Creating moments of customer serendipity
Where “serendipity” is used to describe the coincidental occurrence of events in a beneficial way, the concept of customer serendipity is not a matter
of chance at all.
With right strategy and technology, you can deliver the right content at exactly the right time that it matters. It seems like surprise to your users and yet it is a trusted and welcomed interaction.
Today’s modern and personalized web architectures allow you to give each user a unique experience tailored to their needs.
SAMPLE PERSONALIZED HOME PAGE
In this article we go under the hood to share how you should be thinking about your content and your web content management system (CMS) in this new model.
Let’s get personal
The days of websites feeling like a static brochure are long gone. Today’s personalized web architectures manages content in a more modular way. A single page is made up of many different pieces of content. As the page loads, the content management system considers who is on the page and assemble the best content to fit that user.
How exactly does the CMS know which content to show? The answer lies in your content taxonomy (the way content is organized and tagged). As you load content into the CMS, you will tag it with relevant personas, specialties, and other parts of your taxonomy. Your CMS then uses these tags to understand the relationship between individual pieces of content. Some CMS solutions will also use AI and machine learning to automatically understand those relationships.
Tag! You’re it.
Getting started starts with defining your content taxonomy. Begin by deciding how you want to categorize your various programs and services:
- What is a program and what is a service?
- Do you have clinics? How do you differentiate those from programs?
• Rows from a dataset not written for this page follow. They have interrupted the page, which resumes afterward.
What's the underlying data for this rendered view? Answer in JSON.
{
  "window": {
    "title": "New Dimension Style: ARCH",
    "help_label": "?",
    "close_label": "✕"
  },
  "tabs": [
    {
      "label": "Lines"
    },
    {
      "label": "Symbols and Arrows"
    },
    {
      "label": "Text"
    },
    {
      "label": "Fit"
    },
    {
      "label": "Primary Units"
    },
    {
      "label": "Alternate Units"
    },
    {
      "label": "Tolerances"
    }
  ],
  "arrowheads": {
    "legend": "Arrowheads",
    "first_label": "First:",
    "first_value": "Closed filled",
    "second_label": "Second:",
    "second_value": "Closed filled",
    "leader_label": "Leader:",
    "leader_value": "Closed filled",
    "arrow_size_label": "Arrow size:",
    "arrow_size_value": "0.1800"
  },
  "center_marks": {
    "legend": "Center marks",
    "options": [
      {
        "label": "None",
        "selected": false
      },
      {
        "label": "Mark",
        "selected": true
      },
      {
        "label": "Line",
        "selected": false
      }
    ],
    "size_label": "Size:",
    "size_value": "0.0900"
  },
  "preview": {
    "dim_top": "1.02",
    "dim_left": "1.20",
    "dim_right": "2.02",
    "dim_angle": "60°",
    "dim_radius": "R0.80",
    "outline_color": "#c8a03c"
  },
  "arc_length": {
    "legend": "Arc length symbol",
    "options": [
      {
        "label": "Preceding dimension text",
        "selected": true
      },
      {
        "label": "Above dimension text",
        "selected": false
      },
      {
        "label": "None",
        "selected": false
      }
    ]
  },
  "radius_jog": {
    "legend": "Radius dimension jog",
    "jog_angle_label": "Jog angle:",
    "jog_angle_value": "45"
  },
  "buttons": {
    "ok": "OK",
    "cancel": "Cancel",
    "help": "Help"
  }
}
- Do your clinics have physical locations attached to them with designated hours?
- Do docs have a primary and secondary specialty or do all specialties get equal weight?
Depending on the breadth of your services, you may decide to purchase a taxonomy from a clinical database such as Kyruus. Or you might have an existing provider management platform that you integrate into the website, create a custom-tailored taxonomy, or use a combination of these approaches.
Once you’ve nailed down your clinical taxonomy, it’s time to consider how you want users to navigate and find content on your site. Do users need to filter programs and services by location? Do your blog articles have authors who are also doctors? Would you like to cross link to their profiles?
And don’t forget to consider the relevance of content across the journey.
Hospital websites are notorious for having a lot of content. One of the best uses of personalization is to provide the right content for where a particular user is in their journey. Before a diagnosis, patients don’t typically need to pay a bill. Later in their journey, patients need to access resources and forms to prepare for their appointment.
Rating each type of content along the journey can inform what content to show and becomes the basis of your scoring strategy for personalization. If, for instance, a user is clicking on a lot of content that is typically associated with the treatment phase of the journey, your CMS can put that user into a Treatment Persona.
Some of the mappings will be intuitive but others may come as a surprise. For instance, our research revealed that, in a Children’s Hospital Setting, parents consume a lot of patient stories while they are in the hospital.
SAMPLE CONTENT MAPPING
The benefits go on
This content tagging is also great fuel for your search experience. The tag categories you choose can become search filters and you can apply weighting to different tags to improve search relevance. For instance, if you tag a blog article to the cardiology specialty, you can make sure it gets more “search points” than another blog article that mentioned cardiology indirectly.
This tagging can also save massive amounts of time in content management. Take for instance a doctor profile. If you’ve set up your CMS to pull a list of doctors and their related specialties from the EHR – and if you’ve also tagged your specialty pages and blog posts with the same tags – then the CMS can automatically create a page for each doctor profile. Without needing to lift a finger, this page can automatically feature the doctor’s credentials and cross promote their associated specialties and blog articles. What’s more, when you publish a new blog article and tag it to that specialty, it will automatically show up on the page for any doctors associated to that specialty.
Selecting the right CMS
Once you’ve identified the tagging strategy, you can begin to evaluate different content management systems (CMS).
It used to be that all pages of a website were hard-coded, and so the content a user saw on that page was physically coded into the page. Content management systems bring all that content into a database. It’s like an Excel spreadsheet on steroids. The CMS has a series of columns and rows to that define page titles, paragraphs of content, tags, and other data attributes of your content.
These relational databases are why every CMS is capable of supporting personalization. At White Rhino, we’ve helped clients with personalization strategies on everything from WordPress to Sitecore.
So how do you know which CMS is right for you?
Mostly, it comes down to how complex your personalization and content needs are. Some hospitals have a large network of personas, content, and tags that require an enterprise-level solution with out-of-the-box personalization features. Sitecore is a great example.
Other hospitals have far simpler taxonomies that are well-supported by open-source tools like WordPress and Drupal – especially when integrated with a marketing automation platform that can do the heavy lifting on scoring and ranking users.
Starting from the bottom up
Finding the right CMS begins with defining your content taxonomy. It is the foundation of any modern website.
To ensure your website can scale over time, make sure you consider how your needs will evolve over 2-3 years. Even if you don’t plan to do a lot of personalization at first, spending time now to structure your content will save a lot of headaches later on.